Beauchemin may not be the only addition to the blue line. Veteran Bret Hedican could also return after sitting out the last 17 games because of recurring back spasms.
"I think both of them have the ability to step into the lineup and play," Anaheim coach Randy Carlyle said after practice Tuesday. "I think it'll be a positive contribution. If we didn't think there were going to be able to make a positive, we wouldn't put them in the lineup.
"We feel it's a necessity for them to play and they can make a contribution. They're not going to play top-four minutes; bottom line, first game back after six months and the other [Hedican] is probably eight weeks. We're not going to put them in situations where they can't possibly have success."
Beauchemin had 4 goals and 1 assist in 18 games before the injury. In his four seasons with the Ducks, the native of Sorel, Quebec, has averaged more than 25 minutes of ice time as a top-four defender and has spent much of his time as captain Scott Niedermayer's partner.
Normally six months of recovery time are required for an ACL tear but Beauchemin is well ahead of schedule, according to Carlyle.
"That's a testament to his work ethic," Carlyle said. "Every barrier, he's burst by. That's a huge accomplishment."
Beauchemin said his knee feels better than he thought it would at this time and wanted to see how it responded after a regular-season game in order to prepare for the playoffs, if the Ducks reach the postseason.
"I don't have any expectations, actually," he said. "I just want to go out there and do my best. See how I feel and try to play my game again. Be physical. Like I said, I'm not going to know until I get out there how it's going to feel. Hopefully I'll feel good and play the physical game that I play."
Beauchemin said his status as a potential unrestricted free agent on July 1 had no bearing on any decision to get into the lineup before the regular season ends.
"That was not an issue at all," he said. "The most important thing for me was to get back healthy. You don't want to take any chances with that kind of injury, coming back too early and not ready, hurting yourself and going through another surgery.
"That's the worst-case scenario that can happen. Going out there so that teams can see you wasn't the plan at all."
The 38-year-old Hedican said he has taken his rehab more slowly following some setbacks but added that "as soon as I feel like this body can do it, I'm going to try to get back in there.

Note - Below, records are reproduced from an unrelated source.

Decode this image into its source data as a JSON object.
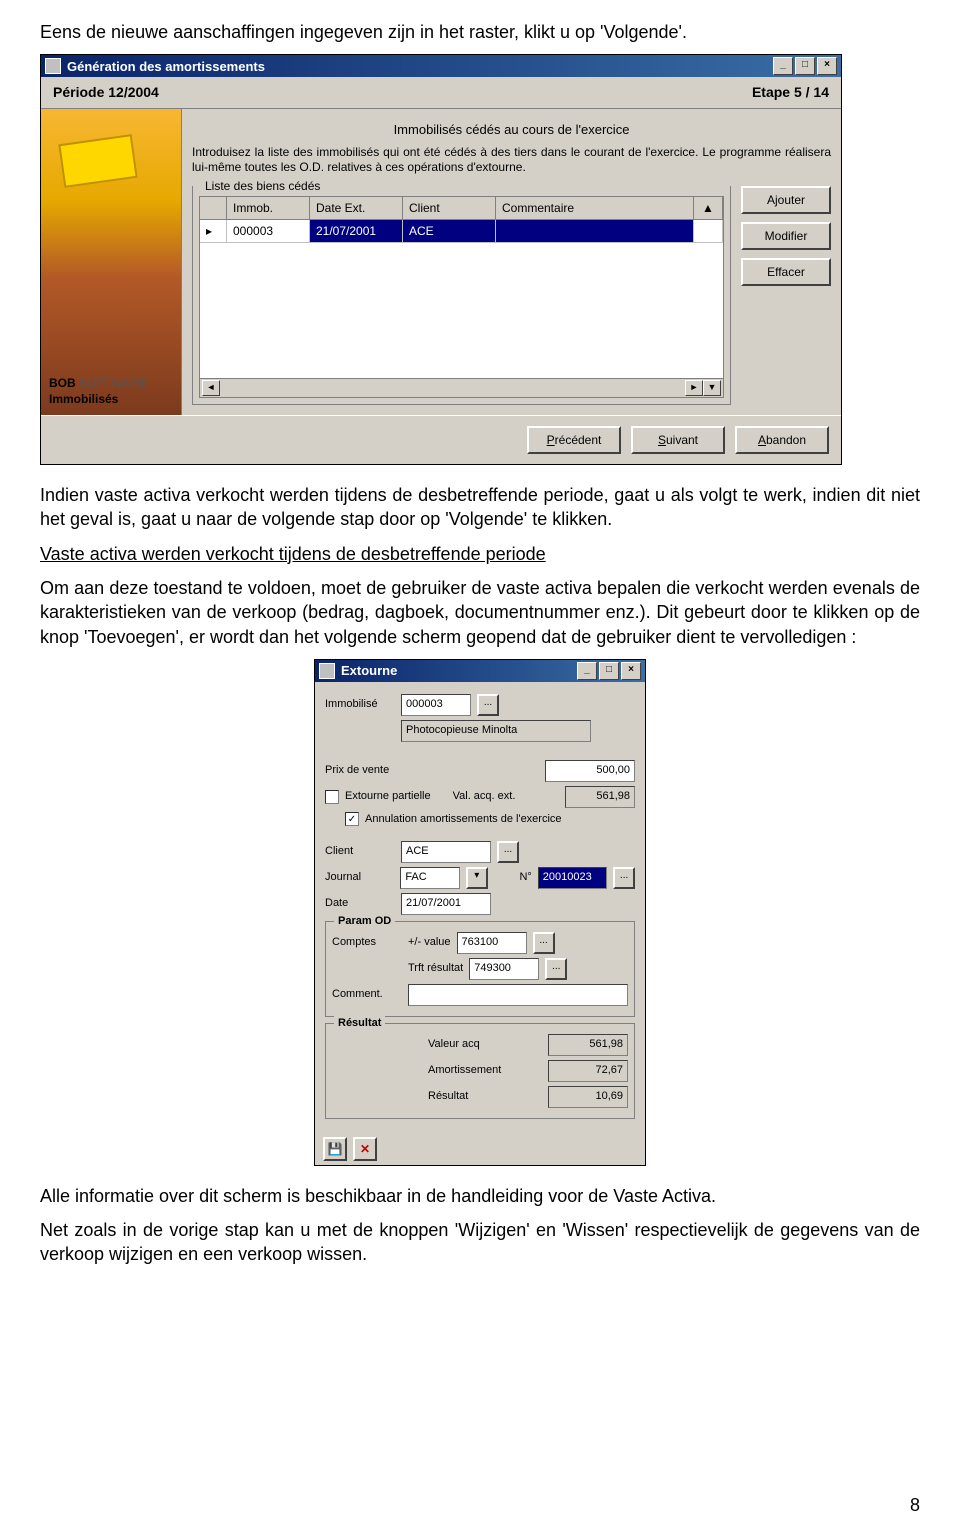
{
  "intro": "Eens de nieuwe aanschaffingen ingegeven zijn in het raster, klikt u op 'Volgende'.",
  "win1": {
    "title": "Génération des amortissements",
    "period_label": "Période  12/2004",
    "step_label": "Etape  5 / 14",
    "subtitle": "Immobilisés cédés au cours de l'exercice",
    "instr": "Introduisez la liste des immobilisés qui ont été cédés à des tiers dans le courant de l'exercice. Le programme réalisera lui-même toutes les O.D. relatives à ces opérations d'extourne.",
    "group_label": "Liste des biens cédés",
    "cols": {
      "c1": "Immob.",
      "c2": "Date Ext.",
      "c3": "Client",
      "c4": "Commentaire"
    },
    "row": {
      "immob": "000003",
      "date": "21/07/2001",
      "client": "ACE",
      "comment": ""
    },
    "btns": {
      "add": "Ajouter",
      "mod": "Modifier",
      "del": "Effacer"
    },
    "brand1": "BOB",
    "brand2": " SOFTWARE",
    "brand3": "Immobilisés",
    "wizard": {
      "prev_pre": "P",
      "prev": "récédent",
      "next_pre": "S",
      "next": "uivant",
      "abort_pre": "A",
      "abort": "bandon"
    }
  },
  "para2": "Indien vaste activa verkocht werden tijdens de desbetreffende periode, gaat u als volgt te werk, indien dit niet het geval is, gaat u naar de volgende stap door op 'Volgende' te klikken.",
  "heading": "Vaste activa werden verkocht tijdens de desbetreffende periode",
  "para3": "Om aan deze toestand te voldoen, moet de gebruiker de vaste activa bepalen die verkocht werden evenals de karakteristieken van de verkoop (bedrag, dagboek, documentnummer enz.).  Dit gebeurt door te klikken op de knop 'Toevoegen', er wordt dan het volgende scherm geopend dat de gebruiker dient te vervolledigen :",
  "dlg": {
    "title": "Extourne",
    "immob_label": "Immobilisé",
    "immob_val": "000003",
    "immob_desc": "Photocopieuse Minolta",
    "prix_label": "Prix de vente",
    "prix_val": "500,00",
    "ext_part": "Extourne partielle",
    "val_acq_label": "Val. acq. ext.",
    "val_acq": "561,98",
    "annul": "Annulation amortissements de l'exercice",
    "client_label": "Client",
    "client_val": "ACE",
    "journal_label": "Journal",
    "journal_val": "FAC",
    "num_label": "N°",
    "num_val": "20010023",
    "date_label": "Date",
    "date_val": "21/07/2001",
    "param_label": "Param OD",
    "comptes_label": "Comptes",
    "plusmin": "+/- value",
    "comptes_val": "763100",
    "trft_label": "Trft résultat",
    "trft_val": "749300",
    "comment_label": "Comment.",
    "result_label": "Résultat",
    "vacq_label": "Valeur acq",
    "vacq_val": "561,98",
    "amort_label": "Amortissement",
    "amort_val": "72,67",
    "res_label": "Résultat",
    "res_val": "10,69"
  },
  "para4": "Alle informatie over dit scherm is beschikbaar in de handleiding voor de Vaste Activa.",
  "para5": "Net zoals in de vorige stap kan u met de knoppen 'Wijzigen' en 'Wissen' respectievelijk de gegevens van de verkoop wijzigen en een verkoop wissen.",
  "page_num": "8",
  "glyphs": {
    "min": "_",
    "max": "□",
    "close": "×",
    "up": "▲",
    "down": "▼",
    "left": "◄",
    "right": "►",
    "check": "✓",
    "save": "💾",
    "del": "✕",
    "tri": "▸",
    "dd": "▾"
  }
}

"The only thing I'm thinking about right now is trying to get back in there and trying to help where I can help at," Hedican said. "This team is playing some good hockey and obviously making the playoffs is our main goal right now. I hope we can do that. Give a guy like me a chance to hopefully get back in there and contribute."
Hedican was impressed with seeing Beauchemin back in action.
"Where'd he come from?" he joked. "The guy's making me look good out there. It's great to see a guy who's worked so hard get out there and practice with the guys. It's hard to be going through a tough injury like that for as long as you recover on it."